Sleater-Kinney is riding high, after pulling off one of the biggest surprise album drops in recent history.
Portlanders Carrie Brownstein, Corin Tucker, and Janet Weiss re-established their credentials as the baddest trio around with the release of No Cities to Love, the band’s first new release in ten years. Critical raves continue to pour in, and fans are frothing to get tickets to this spring’s tour.
We’ve been spoiling to sit down with Sleater-Kinney ever since Tucker curated a “State of Wonder” episode last October. All three musicians joined us in the studio for a far ranging conversation.
Editor’s Note: If you’d like to hear the full-length interview, skip to the bottom of the page.
On the song writing process:
Corin Tucker: The Sleater-Kinney songwriting process is really unique. The kind of sparks that we get in our practice space are really special to this band. We feel pretty comfortable just letting it all fly in the basement, which is conducive to getting a lot of cool ideas. Even when we were writing “Price Tag,” I was screaming the word price tag. A lot of those ideas come for me as a songwriter when we’re working together…I just start singing or yelling things when we’re making all that noise together.
On how writing and rehearsing in a basement affected the album’s sound:

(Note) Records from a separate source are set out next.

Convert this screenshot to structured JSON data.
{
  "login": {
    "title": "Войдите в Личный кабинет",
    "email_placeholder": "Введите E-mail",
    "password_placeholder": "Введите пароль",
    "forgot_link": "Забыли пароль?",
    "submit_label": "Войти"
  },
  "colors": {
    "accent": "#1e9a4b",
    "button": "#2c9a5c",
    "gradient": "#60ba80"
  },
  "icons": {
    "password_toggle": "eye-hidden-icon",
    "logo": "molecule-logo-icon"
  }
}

Janet Weiss: In the end it worked to our advantage to create these explosive songs that were very concise. The fat was very trimmed off these songs… If you could see the room, it’s very small and very dead sounding. The muscular quality that comes through on the record was from making these things happen in the airless room.
On the newfound variety in their audience:

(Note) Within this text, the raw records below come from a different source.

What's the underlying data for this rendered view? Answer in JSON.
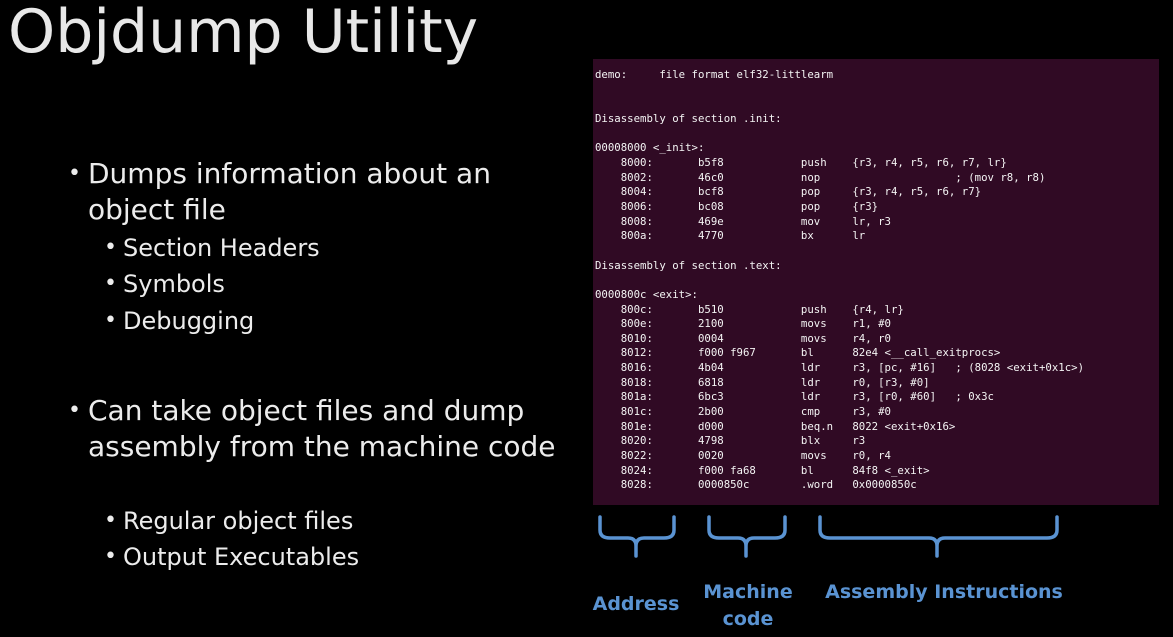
{
  "slide": {
    "title": "Objdump Utility",
    "bullets": [
      {
        "text": "Dumps information about an object file",
        "subitems": [
          "Section Headers",
          "Symbols",
          "Debugging"
        ]
      },
      {
        "text": "Can take object files and dump assembly from the machine code",
        "subitems": [
          "Regular object files",
          "Output Executables"
        ]
      }
    ]
  },
  "terminal": {
    "background": "#300a24",
    "lines": [
      "demo:     file format elf32-littlearm",
      "",
      "",
      "Disassembly of section .init:",
      "",
      "00008000 <_init>:",
      "    8000:       b5f8            push    {r3, r4, r5, r6, r7, lr}",
      "    8002:       46c0            nop                     ; (mov r8, r8)",
      "    8004:       bcf8            pop     {r3, r4, r5, r6, r7}",
      "    8006:       bc08            pop     {r3}",
      "    8008:       469e            mov     lr, r3",
      "    800a:       4770            bx      lr",
      "",
      "Disassembly of section .text:",
      "",
      "0000800c <exit>:",
      "    800c:       b510            push    {r4, lr}",
      "    800e:       2100            movs    r1, #0",
      "    8010:       0004            movs    r4, r0",
      "    8012:       f000 f967       bl      82e4 <__call_exitprocs>",
      "    8016:       4b04            ldr     r3, [pc, #16]   ; (8028 <exit+0x1c>)",
      "    8018:       6818            ldr     r0, [r3, #0]",
      "    801a:       6bc3            ldr     r3, [r0, #60]   ; 0x3c",
      "    801c:       2b00            cmp     r3, #0",
      "    801e:       d000            beq.n   8022 <exit+0x16>",
      "    8020:       4798            blx     r3",
      "    8022:       0020            movs    r0, r4",
      "    8024:       f000 fa68       bl      84f8 <_exit>",
      "    8028:       0000850c        .word   0x0000850c"
    ]
  },
  "annotations": {
    "color": "#5a93d2",
    "address_label": "Address",
    "machine_code_label_1": "Machine",
    "machine_code_label_2": "code",
    "assembly_label": "Assembly Instructions"
  }
}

Carrie Brownstein: There are some people who have never even heard of the band until we put out “Bury Our Friends,” which is the single we released in advance of the record. There are definitely people in the audience who are teenagers for whom the new material is the stuff they’re most familiar with.

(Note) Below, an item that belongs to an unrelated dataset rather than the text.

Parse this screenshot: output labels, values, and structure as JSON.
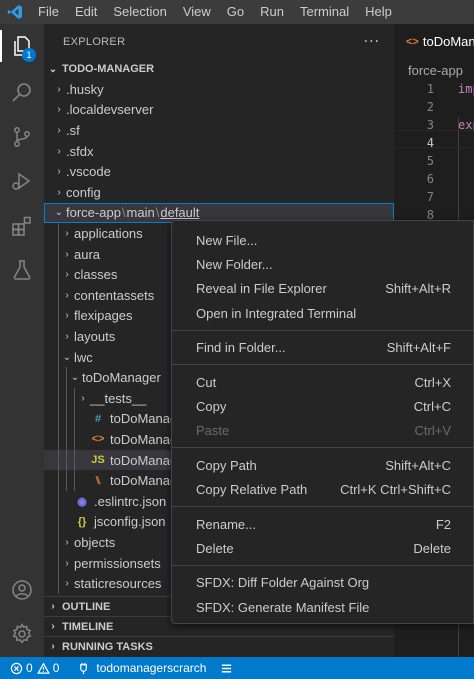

Corin Tucker: There are young kids, and I mean under 10, who will come to a show. Over 60. It’s pretty incredible to say that all different kinds of people like your music.
The full interview with Sleater-Kinney: